In Florida, robbery is a serious felony offense that occurs when a person takes the property of another by the use of force, the threat of force, violence or putting the victim in fear of violence. Robbery is a second degree felony in Florida if no firearm or other weapon is used. If a weapon is used, then it becomes a first degree felony.

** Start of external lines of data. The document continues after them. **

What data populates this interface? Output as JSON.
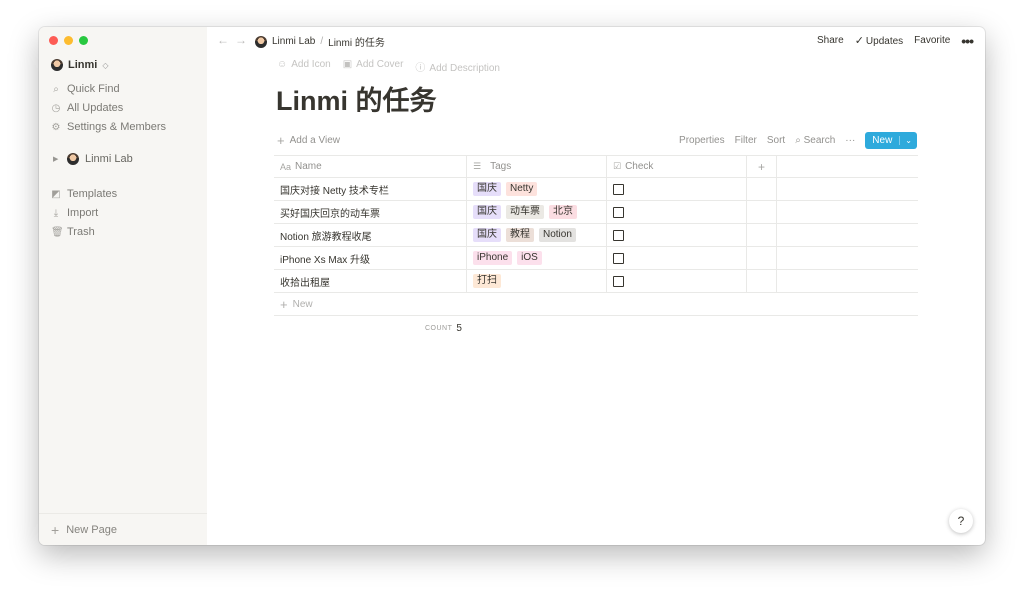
{
  "sidebar": {
    "workspace_name": "Linmi",
    "workspace_caret": "◇",
    "items": [
      {
        "label": "Quick Find",
        "icon": "search-icon"
      },
      {
        "label": "All Updates",
        "icon": "clock-icon"
      },
      {
        "label": "Settings & Members",
        "icon": "gear-icon"
      }
    ],
    "page": {
      "label": "Linmi Lab"
    },
    "tools": [
      {
        "label": "Templates",
        "icon": "templates-icon"
      },
      {
        "label": "Import",
        "icon": "import-icon"
      },
      {
        "label": "Trash",
        "icon": "trash-icon"
      }
    ],
    "new_page": "New Page"
  },
  "topbar": {
    "breadcrumb_root": "Linmi Lab",
    "breadcrumb_sep": "/",
    "breadcrumb_page": "Linmi 的任务",
    "share": "Share",
    "updates": "Updates",
    "favorite": "Favorite"
  },
  "page": {
    "add_icon": "Add Icon",
    "add_cover": "Add Cover",
    "add_description": "Add Description",
    "title": "Linmi 的任务"
  },
  "view": {
    "add_view": "Add a View",
    "properties": "Properties",
    "filter": "Filter",
    "sort": "Sort",
    "search": "Search",
    "new": "New"
  },
  "table": {
    "columns": [
      {
        "label": "Name",
        "icon": "Aa"
      },
      {
        "label": "Tags",
        "icon": "☰"
      },
      {
        "label": "Check",
        "icon": "☑"
      }
    ],
    "rows": [
      {
        "name": "国庆对接 Netty 技术专栏",
        "tags": [
          {
            "label": "国庆",
            "color": "#e6defa"
          },
          {
            "label": "Netty",
            "color": "#fde2dd"
          }
        ],
        "checked": false
      },
      {
        "name": "买好国庆回京的动车票",
        "tags": [
          {
            "label": "国庆",
            "color": "#e6defa"
          },
          {
            "label": "动车票",
            "color": "#ebe9e4"
          },
          {
            "label": "北京",
            "color": "#fbdde2"
          }
        ],
        "checked": false
      },
      {
        "name": "Notion 旅游教程收尾",
        "tags": [
          {
            "label": "国庆",
            "color": "#e6defa"
          },
          {
            "label": "教程",
            "color": "#ecdfd8"
          },
          {
            "label": "Notion",
            "color": "#e3e2e0"
          }
        ],
        "checked": false
      },
      {
        "name": "iPhone Xs Max 升级",
        "tags": [
          {
            "label": "iPhone",
            "color": "#fce0ec"
          },
          {
            "label": "iOS",
            "color": "#fce0ec"
          }
        ],
        "checked": false
      },
      {
        "name": "收拾出租屋",
        "tags": [
          {
            "label": "打扫",
            "color": "#fde8d6"
          }
        ],
        "checked": false
      }
    ],
    "add_row": "New",
    "count_label": "COUNT",
    "count_value": "5"
  },
  "help": "?"
}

The definition of robbery would seem to require that the victim be placed in fear of violence. However, that is not the case. In a recent robbery case south of Jacksonville, Florida, the defendant went into a bank and gave the teller a note saying she was being robbed and to give him the money. Apparently, the teller was not worried about the defendant doing anything violent to her, but she did give him money. After the defendant was caught, his criminal defense lawyer argued that he did not commit a robbery because the defendant did not use force or place the victim in fear of violence. The victim agreed. However, the defendant was still convicted of robbery. Under Florida law, the defendant commits a robbery even if he does not place the victim in fear, if a reasonable person would have been in fear of violence under those circumstances. The court decided that although this victim was not in fear, a reasonable person would have been so the defendant’s robbery conviction was confirmed.